'Negligent' Stapling of Filing Cited By Judge in Tort Action
CORRECTED: A “negligent” stapling job on a court filing that twice drew blood from a court clerk drew the attention of a New York judge, who took time to note the sloppy stapling in a ruling denying a motion for default judgment in an auto accident case.
“The poor stapling of the papers was so negligent as to inflict, and did inflict repeatedly, physical injury to the court personnel handling them,” says Supreme Court Judge Charles Markey in a written opinion that explains his ruling in Jones v. Fuentes. “Such negligence on the part of counsel shows a lack of consideration.”
Though he cited the stapling in his ruling, Markey denied a motion because the notice of motion wasn’t signed by counsel and the motion lacked a plaintiff’s affidavit detailing injuries.
The stapling caution was reported by the New York Law Journal in an article reprinted in New York Lawyer (reg. req.).
The Long Island lawyer responsible for the filing, Jeffrey Hirsch, said it was an isolated occurrence; some 5,000 other filings have not been cited for any stapling deficiency, he tells the legal publication.
Post corrected on Oct. 3 after the Journal was made aware that the New York Law Journal had corrected its original article.

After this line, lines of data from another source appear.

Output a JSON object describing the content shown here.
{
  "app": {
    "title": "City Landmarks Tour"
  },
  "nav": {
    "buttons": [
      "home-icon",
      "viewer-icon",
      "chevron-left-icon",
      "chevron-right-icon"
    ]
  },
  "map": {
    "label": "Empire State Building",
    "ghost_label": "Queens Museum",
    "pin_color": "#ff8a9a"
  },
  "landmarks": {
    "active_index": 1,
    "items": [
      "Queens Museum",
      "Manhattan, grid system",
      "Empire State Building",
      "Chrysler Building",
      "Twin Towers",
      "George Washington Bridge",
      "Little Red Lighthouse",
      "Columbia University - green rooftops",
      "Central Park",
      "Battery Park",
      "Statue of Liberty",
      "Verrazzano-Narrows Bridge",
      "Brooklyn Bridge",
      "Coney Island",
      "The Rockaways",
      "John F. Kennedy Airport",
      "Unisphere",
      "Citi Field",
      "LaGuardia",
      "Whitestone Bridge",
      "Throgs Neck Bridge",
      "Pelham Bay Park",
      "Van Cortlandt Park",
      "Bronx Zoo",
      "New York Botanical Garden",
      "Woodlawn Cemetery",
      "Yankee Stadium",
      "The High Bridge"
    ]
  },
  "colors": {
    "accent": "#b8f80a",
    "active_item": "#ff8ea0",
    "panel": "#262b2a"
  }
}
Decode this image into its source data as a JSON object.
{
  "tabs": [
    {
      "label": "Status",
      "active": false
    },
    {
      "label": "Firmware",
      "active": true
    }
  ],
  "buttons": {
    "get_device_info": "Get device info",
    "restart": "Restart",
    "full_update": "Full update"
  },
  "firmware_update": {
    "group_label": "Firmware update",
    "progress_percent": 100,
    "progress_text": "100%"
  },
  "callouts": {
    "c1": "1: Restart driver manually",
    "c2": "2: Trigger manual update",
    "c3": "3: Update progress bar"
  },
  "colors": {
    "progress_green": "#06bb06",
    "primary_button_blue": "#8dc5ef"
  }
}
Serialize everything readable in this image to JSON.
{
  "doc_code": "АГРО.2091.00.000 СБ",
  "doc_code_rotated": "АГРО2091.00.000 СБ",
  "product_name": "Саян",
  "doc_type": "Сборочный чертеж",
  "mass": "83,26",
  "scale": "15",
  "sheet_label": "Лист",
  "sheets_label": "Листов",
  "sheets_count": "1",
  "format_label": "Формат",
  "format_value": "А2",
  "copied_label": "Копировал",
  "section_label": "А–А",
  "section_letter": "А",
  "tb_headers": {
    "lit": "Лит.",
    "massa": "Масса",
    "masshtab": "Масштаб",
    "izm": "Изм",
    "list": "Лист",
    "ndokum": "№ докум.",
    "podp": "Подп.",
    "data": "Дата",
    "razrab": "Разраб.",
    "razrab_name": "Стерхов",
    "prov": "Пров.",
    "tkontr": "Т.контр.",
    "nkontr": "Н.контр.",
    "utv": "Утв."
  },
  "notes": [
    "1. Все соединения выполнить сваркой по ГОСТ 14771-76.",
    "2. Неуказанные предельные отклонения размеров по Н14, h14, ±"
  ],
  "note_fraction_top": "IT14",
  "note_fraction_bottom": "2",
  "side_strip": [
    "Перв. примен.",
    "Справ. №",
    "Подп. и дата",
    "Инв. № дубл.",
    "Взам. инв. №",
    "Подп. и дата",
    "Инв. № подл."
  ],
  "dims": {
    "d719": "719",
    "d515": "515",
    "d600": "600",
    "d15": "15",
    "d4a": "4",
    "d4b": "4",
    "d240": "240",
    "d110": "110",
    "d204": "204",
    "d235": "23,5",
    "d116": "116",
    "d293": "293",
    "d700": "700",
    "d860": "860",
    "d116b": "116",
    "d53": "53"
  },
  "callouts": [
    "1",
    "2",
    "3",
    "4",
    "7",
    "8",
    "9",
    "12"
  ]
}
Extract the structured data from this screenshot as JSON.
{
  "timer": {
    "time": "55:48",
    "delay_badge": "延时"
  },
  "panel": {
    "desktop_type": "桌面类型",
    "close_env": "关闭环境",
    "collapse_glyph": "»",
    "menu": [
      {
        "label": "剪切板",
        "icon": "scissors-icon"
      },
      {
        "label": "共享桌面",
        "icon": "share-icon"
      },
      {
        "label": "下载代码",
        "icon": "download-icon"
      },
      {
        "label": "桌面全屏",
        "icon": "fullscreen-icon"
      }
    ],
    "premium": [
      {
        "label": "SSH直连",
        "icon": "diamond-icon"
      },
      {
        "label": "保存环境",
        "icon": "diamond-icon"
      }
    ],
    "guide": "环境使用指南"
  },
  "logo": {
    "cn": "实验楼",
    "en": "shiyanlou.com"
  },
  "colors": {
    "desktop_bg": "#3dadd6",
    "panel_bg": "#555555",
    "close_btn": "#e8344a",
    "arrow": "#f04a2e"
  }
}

See Jonathan Turley’s “Decoupling the Staple Story” for more details, a letter from Judge Markey and the NY Law Journal’s correction.